TASK STATEMENT: Among the lines below, return each one that contains the word "this".

EXCERPTED DATA:
== Segment start ==

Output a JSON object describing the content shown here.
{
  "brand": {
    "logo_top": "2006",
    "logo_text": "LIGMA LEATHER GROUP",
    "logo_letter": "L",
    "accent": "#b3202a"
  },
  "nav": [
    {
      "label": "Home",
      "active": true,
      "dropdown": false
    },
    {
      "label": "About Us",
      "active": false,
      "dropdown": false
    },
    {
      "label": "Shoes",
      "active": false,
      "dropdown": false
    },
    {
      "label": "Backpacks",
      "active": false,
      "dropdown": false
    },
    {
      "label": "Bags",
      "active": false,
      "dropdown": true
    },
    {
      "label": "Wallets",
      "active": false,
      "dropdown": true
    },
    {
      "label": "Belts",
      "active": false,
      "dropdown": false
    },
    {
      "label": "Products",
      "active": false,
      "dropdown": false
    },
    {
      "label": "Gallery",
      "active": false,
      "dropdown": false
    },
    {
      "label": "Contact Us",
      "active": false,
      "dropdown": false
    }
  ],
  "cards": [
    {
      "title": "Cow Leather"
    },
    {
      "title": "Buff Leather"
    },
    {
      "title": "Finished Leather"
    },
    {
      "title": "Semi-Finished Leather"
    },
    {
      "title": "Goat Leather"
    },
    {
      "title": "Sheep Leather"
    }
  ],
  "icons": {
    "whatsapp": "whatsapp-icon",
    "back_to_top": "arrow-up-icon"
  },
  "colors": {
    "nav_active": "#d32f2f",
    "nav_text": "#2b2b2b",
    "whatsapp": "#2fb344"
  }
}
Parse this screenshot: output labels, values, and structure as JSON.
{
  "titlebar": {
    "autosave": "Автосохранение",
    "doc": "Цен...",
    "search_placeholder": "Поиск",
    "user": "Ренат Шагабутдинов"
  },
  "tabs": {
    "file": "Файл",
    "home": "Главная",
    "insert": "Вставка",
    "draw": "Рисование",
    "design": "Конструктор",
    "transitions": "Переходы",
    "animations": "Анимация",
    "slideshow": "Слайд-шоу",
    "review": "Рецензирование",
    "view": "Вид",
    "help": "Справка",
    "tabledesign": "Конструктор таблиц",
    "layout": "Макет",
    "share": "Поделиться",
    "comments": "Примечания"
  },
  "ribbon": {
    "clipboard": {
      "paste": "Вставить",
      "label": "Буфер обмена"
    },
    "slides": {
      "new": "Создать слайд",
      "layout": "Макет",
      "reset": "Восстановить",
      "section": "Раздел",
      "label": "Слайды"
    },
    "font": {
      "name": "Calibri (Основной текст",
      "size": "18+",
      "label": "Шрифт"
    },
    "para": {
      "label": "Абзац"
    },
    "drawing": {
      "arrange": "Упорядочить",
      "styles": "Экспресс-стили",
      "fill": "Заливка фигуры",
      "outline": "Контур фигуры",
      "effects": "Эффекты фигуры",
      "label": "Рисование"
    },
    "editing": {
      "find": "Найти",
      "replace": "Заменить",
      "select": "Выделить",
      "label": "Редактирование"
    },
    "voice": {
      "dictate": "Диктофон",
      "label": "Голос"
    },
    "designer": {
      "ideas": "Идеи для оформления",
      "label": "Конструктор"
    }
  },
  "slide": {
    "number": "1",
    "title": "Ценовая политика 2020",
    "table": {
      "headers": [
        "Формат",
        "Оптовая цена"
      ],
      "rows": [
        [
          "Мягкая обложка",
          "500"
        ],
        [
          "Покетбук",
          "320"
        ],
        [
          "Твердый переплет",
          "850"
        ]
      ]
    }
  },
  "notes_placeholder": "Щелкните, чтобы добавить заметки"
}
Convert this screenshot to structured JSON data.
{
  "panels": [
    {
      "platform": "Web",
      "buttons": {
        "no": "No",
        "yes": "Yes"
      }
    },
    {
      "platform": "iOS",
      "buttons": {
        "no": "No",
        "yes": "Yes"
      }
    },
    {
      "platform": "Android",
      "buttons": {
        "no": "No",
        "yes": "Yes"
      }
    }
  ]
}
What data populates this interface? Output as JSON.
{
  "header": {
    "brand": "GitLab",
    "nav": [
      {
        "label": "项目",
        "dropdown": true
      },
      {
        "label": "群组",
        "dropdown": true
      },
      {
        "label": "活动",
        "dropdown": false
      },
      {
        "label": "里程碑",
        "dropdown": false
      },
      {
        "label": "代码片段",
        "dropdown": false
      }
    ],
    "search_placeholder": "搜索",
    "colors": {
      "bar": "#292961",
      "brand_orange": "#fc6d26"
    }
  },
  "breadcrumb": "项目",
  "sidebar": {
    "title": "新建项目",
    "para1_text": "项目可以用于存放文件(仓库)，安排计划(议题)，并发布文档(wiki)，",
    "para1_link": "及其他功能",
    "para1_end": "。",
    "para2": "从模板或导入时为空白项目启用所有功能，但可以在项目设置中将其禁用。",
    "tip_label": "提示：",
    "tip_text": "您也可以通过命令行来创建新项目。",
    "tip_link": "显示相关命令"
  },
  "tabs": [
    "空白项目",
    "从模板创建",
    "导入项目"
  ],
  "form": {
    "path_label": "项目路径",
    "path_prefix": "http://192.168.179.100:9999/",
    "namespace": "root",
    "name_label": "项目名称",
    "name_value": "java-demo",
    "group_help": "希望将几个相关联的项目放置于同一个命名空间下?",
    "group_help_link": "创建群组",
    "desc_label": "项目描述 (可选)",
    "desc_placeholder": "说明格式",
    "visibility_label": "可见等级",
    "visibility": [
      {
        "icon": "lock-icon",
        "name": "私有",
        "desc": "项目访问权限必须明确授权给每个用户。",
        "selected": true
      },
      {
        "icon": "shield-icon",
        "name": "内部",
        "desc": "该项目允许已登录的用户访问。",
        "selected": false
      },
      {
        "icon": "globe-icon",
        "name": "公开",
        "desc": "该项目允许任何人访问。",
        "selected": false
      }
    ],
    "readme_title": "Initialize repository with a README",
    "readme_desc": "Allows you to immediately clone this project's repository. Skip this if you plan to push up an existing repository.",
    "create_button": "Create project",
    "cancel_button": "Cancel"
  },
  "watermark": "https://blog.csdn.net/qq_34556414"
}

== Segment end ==

WRITTEN REPLY:
Parse this screenshot: output labels, values, and structure as JSON.
Convert this screenshot to structured JSON data.
What data populates this interface? Output as JSON.
    "readme_desc": "Allows you to immediately clone this project's repository. Skip this if you plan to push up an existing repository.",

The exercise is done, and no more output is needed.